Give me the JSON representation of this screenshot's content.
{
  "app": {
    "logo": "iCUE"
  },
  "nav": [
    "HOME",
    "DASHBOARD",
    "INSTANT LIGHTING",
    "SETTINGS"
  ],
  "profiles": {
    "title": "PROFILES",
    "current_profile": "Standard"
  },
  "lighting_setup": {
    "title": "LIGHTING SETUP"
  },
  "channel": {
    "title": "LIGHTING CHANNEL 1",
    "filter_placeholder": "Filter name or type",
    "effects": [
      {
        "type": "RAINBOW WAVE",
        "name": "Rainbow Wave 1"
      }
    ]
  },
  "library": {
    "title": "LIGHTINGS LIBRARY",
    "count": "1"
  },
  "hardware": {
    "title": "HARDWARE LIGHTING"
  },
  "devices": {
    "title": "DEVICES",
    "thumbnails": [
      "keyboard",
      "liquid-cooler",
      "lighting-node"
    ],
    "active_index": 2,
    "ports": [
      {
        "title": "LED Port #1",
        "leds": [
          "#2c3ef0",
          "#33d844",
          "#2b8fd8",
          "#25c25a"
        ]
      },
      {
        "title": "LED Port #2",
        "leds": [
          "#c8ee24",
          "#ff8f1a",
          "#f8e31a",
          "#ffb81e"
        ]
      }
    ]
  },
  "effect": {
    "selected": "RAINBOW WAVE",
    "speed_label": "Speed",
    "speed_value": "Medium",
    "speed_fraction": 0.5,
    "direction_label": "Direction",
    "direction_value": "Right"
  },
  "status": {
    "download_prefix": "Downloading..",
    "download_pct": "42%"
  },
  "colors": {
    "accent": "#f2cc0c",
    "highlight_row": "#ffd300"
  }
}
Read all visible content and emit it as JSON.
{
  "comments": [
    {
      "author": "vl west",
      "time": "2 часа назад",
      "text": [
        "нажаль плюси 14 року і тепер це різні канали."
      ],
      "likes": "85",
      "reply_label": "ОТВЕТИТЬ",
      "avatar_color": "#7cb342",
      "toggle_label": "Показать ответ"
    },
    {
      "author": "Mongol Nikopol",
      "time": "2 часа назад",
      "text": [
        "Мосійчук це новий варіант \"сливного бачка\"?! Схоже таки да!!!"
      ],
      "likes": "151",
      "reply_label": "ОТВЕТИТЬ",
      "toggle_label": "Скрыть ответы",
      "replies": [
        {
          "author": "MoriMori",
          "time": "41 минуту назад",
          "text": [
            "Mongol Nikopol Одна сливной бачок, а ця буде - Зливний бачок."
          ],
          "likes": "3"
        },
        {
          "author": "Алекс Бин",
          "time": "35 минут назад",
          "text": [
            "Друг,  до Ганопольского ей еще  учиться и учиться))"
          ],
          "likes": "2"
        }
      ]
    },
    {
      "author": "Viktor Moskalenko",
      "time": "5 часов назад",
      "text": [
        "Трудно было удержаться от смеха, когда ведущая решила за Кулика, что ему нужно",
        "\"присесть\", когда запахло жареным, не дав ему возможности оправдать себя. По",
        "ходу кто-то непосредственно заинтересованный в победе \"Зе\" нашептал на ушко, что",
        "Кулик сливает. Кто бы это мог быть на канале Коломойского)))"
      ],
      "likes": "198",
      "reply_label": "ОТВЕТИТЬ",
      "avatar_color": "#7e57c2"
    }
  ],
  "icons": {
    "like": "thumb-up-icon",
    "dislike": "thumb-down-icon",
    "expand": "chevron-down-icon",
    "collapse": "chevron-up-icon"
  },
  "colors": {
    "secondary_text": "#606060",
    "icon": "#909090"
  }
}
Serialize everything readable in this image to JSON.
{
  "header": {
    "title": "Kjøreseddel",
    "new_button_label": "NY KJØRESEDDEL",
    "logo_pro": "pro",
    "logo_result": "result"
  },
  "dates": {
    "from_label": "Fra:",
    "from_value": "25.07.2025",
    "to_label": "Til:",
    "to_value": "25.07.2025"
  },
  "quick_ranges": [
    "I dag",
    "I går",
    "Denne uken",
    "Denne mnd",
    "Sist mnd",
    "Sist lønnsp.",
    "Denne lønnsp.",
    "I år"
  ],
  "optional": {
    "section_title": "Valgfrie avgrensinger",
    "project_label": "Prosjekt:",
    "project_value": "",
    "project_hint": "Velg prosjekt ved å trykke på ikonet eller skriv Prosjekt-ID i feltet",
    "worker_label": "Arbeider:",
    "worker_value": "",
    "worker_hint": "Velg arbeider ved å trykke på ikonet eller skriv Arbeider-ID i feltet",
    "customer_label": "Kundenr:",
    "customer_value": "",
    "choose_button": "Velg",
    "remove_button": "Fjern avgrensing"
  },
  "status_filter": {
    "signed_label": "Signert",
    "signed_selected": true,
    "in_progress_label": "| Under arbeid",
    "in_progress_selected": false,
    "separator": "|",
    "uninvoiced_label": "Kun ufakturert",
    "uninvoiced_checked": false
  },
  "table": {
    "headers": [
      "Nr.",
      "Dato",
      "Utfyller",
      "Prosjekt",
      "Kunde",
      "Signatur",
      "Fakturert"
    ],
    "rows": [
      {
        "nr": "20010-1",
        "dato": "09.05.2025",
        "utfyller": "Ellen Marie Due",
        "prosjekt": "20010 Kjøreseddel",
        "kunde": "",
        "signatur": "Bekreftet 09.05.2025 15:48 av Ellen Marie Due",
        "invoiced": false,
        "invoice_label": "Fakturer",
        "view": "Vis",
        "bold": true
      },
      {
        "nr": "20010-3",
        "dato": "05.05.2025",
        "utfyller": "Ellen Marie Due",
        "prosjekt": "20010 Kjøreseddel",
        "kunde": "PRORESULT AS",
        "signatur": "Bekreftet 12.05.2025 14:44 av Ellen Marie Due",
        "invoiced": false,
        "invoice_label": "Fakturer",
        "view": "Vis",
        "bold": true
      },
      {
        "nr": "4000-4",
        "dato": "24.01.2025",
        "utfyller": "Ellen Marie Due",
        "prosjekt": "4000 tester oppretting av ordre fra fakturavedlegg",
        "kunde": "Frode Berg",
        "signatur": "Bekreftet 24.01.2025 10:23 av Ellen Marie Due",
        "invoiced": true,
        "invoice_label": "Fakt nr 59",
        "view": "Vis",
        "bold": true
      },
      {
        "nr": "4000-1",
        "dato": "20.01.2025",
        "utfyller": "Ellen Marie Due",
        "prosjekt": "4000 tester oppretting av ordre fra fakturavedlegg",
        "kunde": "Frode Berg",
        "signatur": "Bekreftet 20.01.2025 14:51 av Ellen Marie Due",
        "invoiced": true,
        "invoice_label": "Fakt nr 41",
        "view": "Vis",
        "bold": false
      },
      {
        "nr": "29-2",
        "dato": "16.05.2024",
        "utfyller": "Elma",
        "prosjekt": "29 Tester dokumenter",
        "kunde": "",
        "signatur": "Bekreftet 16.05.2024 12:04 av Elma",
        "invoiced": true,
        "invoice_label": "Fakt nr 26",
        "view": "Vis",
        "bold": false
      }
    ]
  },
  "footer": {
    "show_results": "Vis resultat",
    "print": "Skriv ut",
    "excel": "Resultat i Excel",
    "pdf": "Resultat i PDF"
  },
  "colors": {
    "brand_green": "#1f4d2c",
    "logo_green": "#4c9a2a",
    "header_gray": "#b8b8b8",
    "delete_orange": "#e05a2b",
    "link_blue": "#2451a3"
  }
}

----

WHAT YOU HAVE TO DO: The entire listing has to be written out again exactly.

WRITTEN RESPONSE:
Give me the JSON representation of this screenshot's content.
{
  "app": {
    "logo": "iCUE"
  },
  "nav": [
    "HOME",
    "DASHBOARD",
    "INSTANT LIGHTING",
    "SETTINGS"
  ],
  "profiles": {
    "title": "PROFILES",
    "current_profile": "Standard"
  },
  "lighting_setup": {
    "title": "LIGHTING SETUP"
  },
  "channel": {
    "title": "LIGHTING CHANNEL 1",
    "filter_placeholder": "Filter name or type",
    "effects": [
      {
        "type": "RAINBOW WAVE",
        "name": "Rainbow Wave 1"
      }
    ]
  },
  "library": {
    "title": "LIGHTINGS LIBRARY",
    "count": "1"
  },
  "hardware": {
    "title": "HARDWARE LIGHTING"
  },
  "devices": {
    "title": "DEVICES",
    "thumbnails": [
      "keyboard",
      "liquid-cooler",
      "lighting-node"
    ],
    "active_index": 2,
    "ports": [
      {
        "title": "LED Port #1",
        "leds": [
          "#2c3ef0",
          "#33d844",
          "#2b8fd8",
          "#25c25a"
        ]
      },
      {
        "title": "LED Port #2",
        "leds": [
          "#c8ee24",
          "#ff8f1a",
          "#f8e31a",
          "#ffb81e"
        ]
      }
    ]
  },
  "effect": {
    "selected": "RAINBOW WAVE",
    "speed_label": "Speed",
    "speed_value": "Medium",
    "speed_fraction": 0.5,
    "direction_label": "Direction",
    "direction_value": "Right"
  },
  "status": {
    "download_prefix": "Downloading..",
    "download_pct": "42%"
  },
  "colors": {
    "accent": "#f2cc0c",
    "highlight_row": "#ffd300"
  }
}
Read all visible content and emit it as JSON.
{
  "comments": [
    {
      "author": "vl west",
      "time": "2 часа назад",
      "text": [
        "нажаль плюси 14 року і тепер це різні канали."
      ],
      "likes": "85",
      "reply_label": "ОТВЕТИТЬ",
      "avatar_color": "#7cb342",
      "toggle_label": "Показать ответ"
    },
    {
      "author": "Mongol Nikopol",
      "time": "2 часа назад",
      "text": [
        "Мосійчук це новий варіант \"сливного бачка\"?! Схоже таки да!!!"
      ],
      "likes": "151",
      "reply_label": "ОТВЕТИТЬ",
      "toggle_label": "Скрыть ответы",
      "replies": [
        {
          "author": "MoriMori",
          "time": "41 минуту назад",
          "text": [
            "Mongol Nikopol Одна сливной бачок, а ця буде - Зливний бачок."
          ],
          "likes": "3"
        },
        {
          "author": "Алекс Бин",
          "time": "35 минут назад",
          "text": [
            "Друг,  до Ганопольского ей еще  учиться и учиться))"
          ],
          "likes": "2"
        }
      ]
    },
    {
      "author": "Viktor Moskalenko",
      "time": "5 часов назад",
      "text": [
        "Трудно было удержаться от смеха, когда ведущая решила за Кулика, что ему нужно",
        "\"присесть\", когда запахло жареным, не дав ему возможности оправдать себя. По",
        "ходу кто-то непосредственно заинтересованный в победе \"Зе\" нашептал на ушко, что",
        "Кулик сливает. Кто бы это мог быть на канале Коломойского)))"
      ],
      "likes": "198",
      "reply_label": "ОТВЕТИТЬ",
      "avatar_color": "#7e57c2"
    }
  ],
  "icons": {
    "like": "thumb-up-icon",
    "dislike": "thumb-down-icon",
    "expand": "chevron-down-icon",
    "collapse": "chevron-up-icon"
  },
  "colors": {
    "secondary_text": "#606060",
    "icon": "#909090"
  }
}
Serialize everything readable in this image to JSON.
{
  "header": {
    "title": "Kjøreseddel",
    "new_button_label": "NY KJØRESEDDEL",
    "logo_pro": "pro",
    "logo_result": "result"
  },
  "dates": {
    "from_label": "Fra:",
    "from_value": "25.07.2025",
    "to_label": "Til:",
    "to_value": "25.07.2025"
  },
  "quick_ranges": [
    "I dag",
    "I går",
    "Denne uken",
    "Denne mnd",
    "Sist mnd",
    "Sist lønnsp.",
    "Denne lønnsp.",
    "I år"
  ],
  "optional": {
    "section_title": "Valgfrie avgrensinger",
    "project_label": "Prosjekt:",
    "project_value": "",
    "project_hint": "Velg prosjekt ved å trykke på ikonet eller skriv Prosjekt-ID i feltet",
    "worker_label": "Arbeider:",
    "worker_value": "",
    "worker_hint": "Velg arbeider ved å trykke på ikonet eller skriv Arbeider-ID i feltet",
    "customer_label": "Kundenr:",
    "customer_value": "",
    "choose_button": "Velg",
    "remove_button": "Fjern avgrensing"
  },
  "status_filter": {
    "signed_label": "Signert",
    "signed_selected": true,
    "in_progress_label": "| Under arbeid",
    "in_progress_selected": false,
    "separator": "|",
    "uninvoiced_label": "Kun ufakturert",
    "uninvoiced_checked": false
  },
  "table": {
    "headers": [
      "Nr.",
      "Dato",
      "Utfyller",
      "Prosjekt",
      "Kunde",
      "Signatur",
      "Fakturert"
    ],
    "rows": [
      {
        "nr": "20010-1",
        "dato": "09.05.2025",
        "utfyller": "Ellen Marie Due",
        "prosjekt": "20010 Kjøreseddel",
        "kunde": "",
        "signatur": "Bekreftet 09.05.2025 15:48 av Ellen Marie Due",
        "invoiced": false,
        "invoice_label": "Fakturer",
        "view": "Vis",
        "bold": true
      },
      {
        "nr": "20010-3",
        "dato": "05.05.2025",
        "utfyller": "Ellen Marie Due",
        "prosjekt": "20010 Kjøreseddel",
        "kunde": "PRORESULT AS",
        "signatur": "Bekreftet 12.05.2025 14:44 av Ellen Marie Due",
        "invoiced": false,
        "invoice_label": "Fakturer",
        "view": "Vis",
        "bold": true
      },
      {
        "nr": "4000-4",
        "dato": "24.01.2025",
        "utfyller": "Ellen Marie Due",
        "prosjekt": "4000 tester oppretting av ordre fra fakturavedlegg",
        "kunde": "Frode Berg",
        "signatur": "Bekreftet 24.01.2025 10:23 av Ellen Marie Due",
        "invoiced": true,
        "invoice_label": "Fakt nr 59",
        "view": "Vis",
        "bold": true
      },
      {
        "nr": "4000-1",
        "dato": "20.01.2025",
        "utfyller": "Ellen Marie Due",
        "prosjekt": "4000 tester oppretting av ordre fra fakturavedlegg",
        "kunde": "Frode Berg",
        "signatur": "Bekreftet 20.01.2025 14:51 av Ellen Marie Due",
        "invoiced": true,
        "invoice_label": "Fakt nr 41",
        "view": "Vis",
        "bold": false
      },
      {
        "nr": "29-2",
        "dato": "16.05.2024",
        "utfyller": "Elma",
        "prosjekt": "29 Tester dokumenter",
        "kunde": "",
        "signatur": "Bekreftet 16.05.2024 12:04 av Elma",
        "invoiced": true,
        "invoice_label": "Fakt nr 26",
        "view": "Vis",
        "bold": false
      }
    ]
  },
  "footer": {
    "show_results": "Vis resultat",
    "print": "Skriv ut",
    "excel": "Resultat i Excel",
    "pdf": "Resultat i PDF"
  },
  "colors": {
    "brand_green": "#1f4d2c",
    "logo_green": "#4c9a2a",
    "header_gray": "#b8b8b8",
    "delete_orange": "#e05a2b",
    "link_blue": "#2451a3"
  }
}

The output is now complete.